This collection includes most of the ASU Theses and Dissertations from 2011 to present. ASU Theses and Dissertations are available in downloadable PDF format; however, a small percentage of items are under embargo. Information about the dissertations/theses includes degree information, committee members, an abstract, supporting data or media.

In addition to the electronic theses found in the ASU Digital Repository, ASU Theses and Dissertations can be found in the ASU Library Catalog.

Dissertations and Theses granted by Arizona State University are archived and made available through a joint effort of the ASU Graduate College and the ASU Libraries. For more information or questions about this collection contact or visit the Digital Repository ETD Library Guide or contact the ASU Graduate College at gradformat@asu.edu.


Due to the history of colonization, disruption of Indigenous life ways, and encroachment of external Western ideals and practices upon tribal peoples in New Mexico, the protection and preservation of tribal customs, values, traditions, and ways of thinking are critical to the continued existence of the tribes. It has taken many years for tribal communities, such as the 19 Pueblos of New Mexico, to get to where they find themselves today: In a paradoxical situation stemming from the fact that Pueblo people are told to pursue the iconic American Dream, which was not actually designed or intended for tribal peoples …

Contributors
Lucero, Kenneth, Sumida Huaman, Elizabeth, Brayboy, Bryan, et al.
Created Date
2015

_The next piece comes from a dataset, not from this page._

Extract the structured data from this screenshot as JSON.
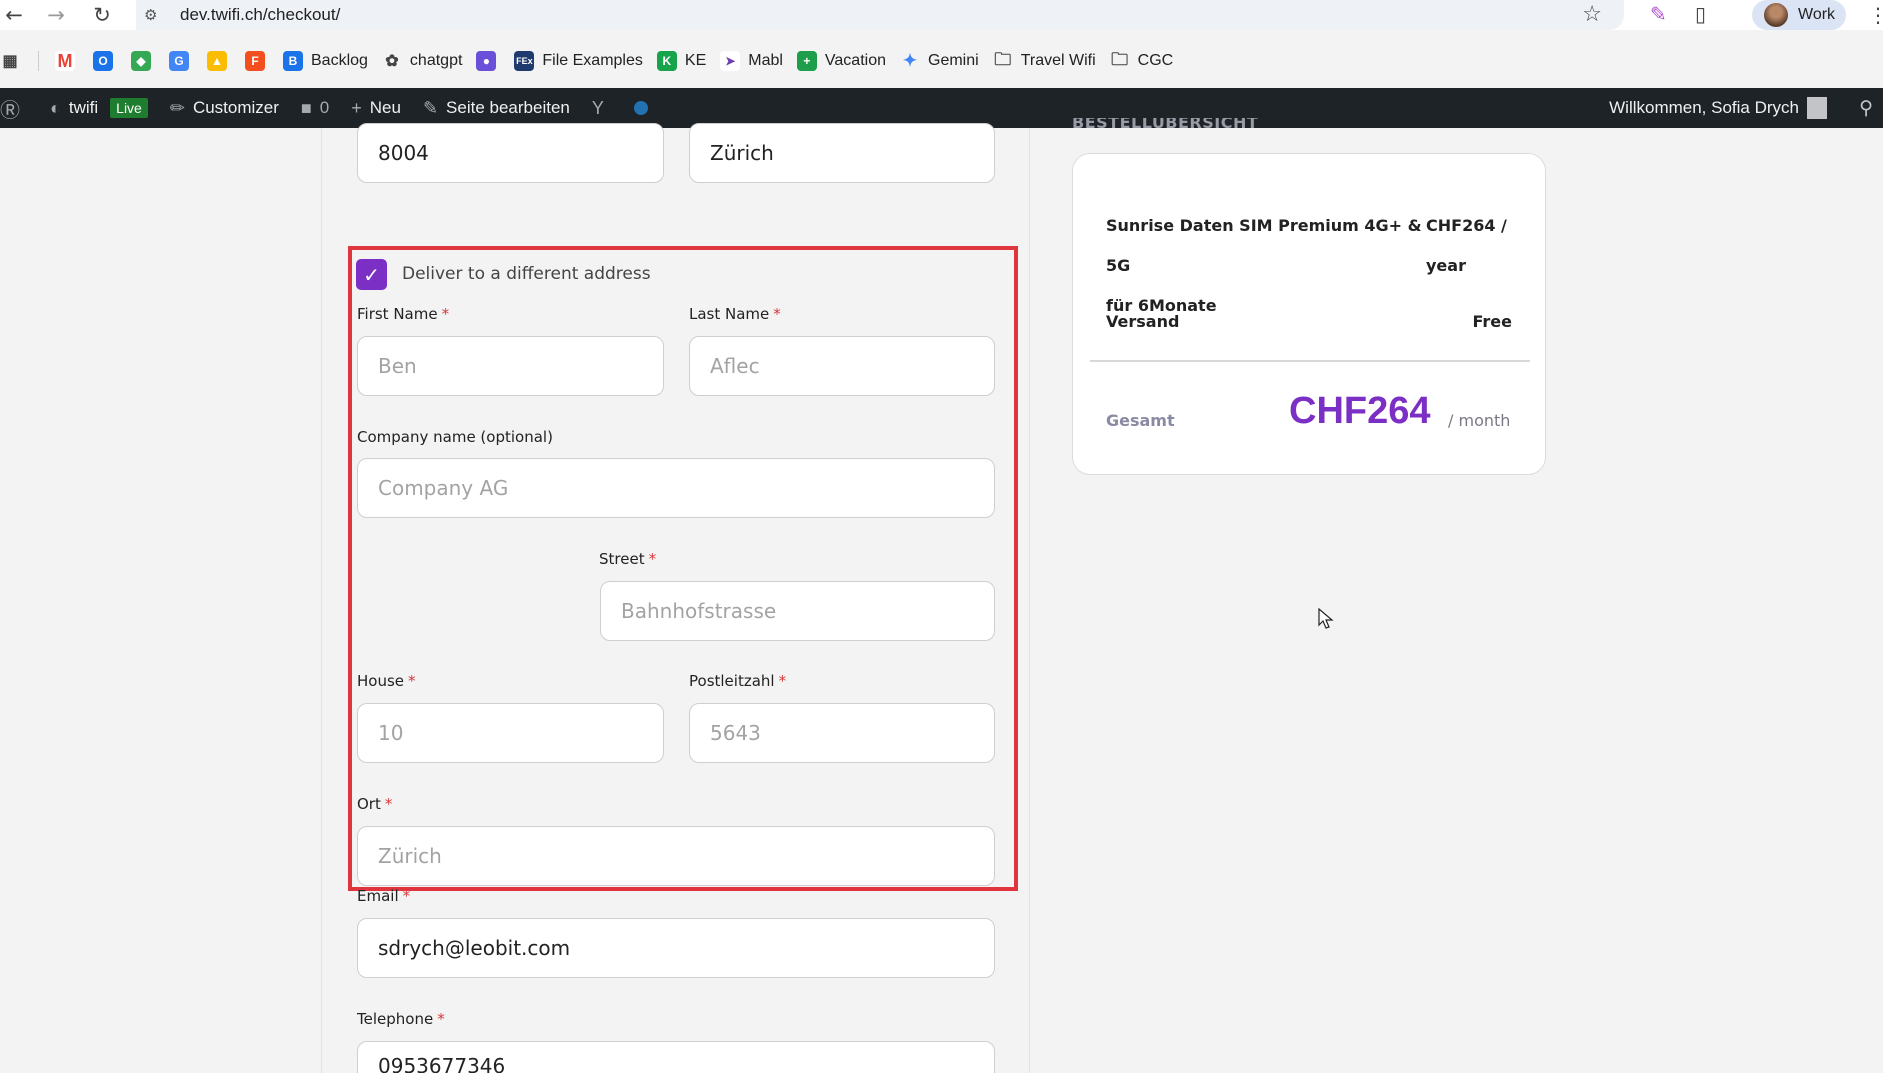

ABSTRACT Because economic advancement has been defined by Western society and not by Indigenous peoples themselves, the material gains of such narrowly defined notions of advancement have long been an elusive dream for many Indigenous communities in the United States. Many reasons have been given as to why significant economic advancement through a Western materialistic lens has been unattainable, including remoteness, the inability to get financing on trust land, and access to markets. These are all valid concerns and challenges, but they are not insurmountable. Another disconcerting reason has been the perception that the federal government through its trust responsibility …

Contributors
Luarkie, Richard, Brayboy, Bryan, Sumida Huaman, Elizabeth, et al.
Created Date
2015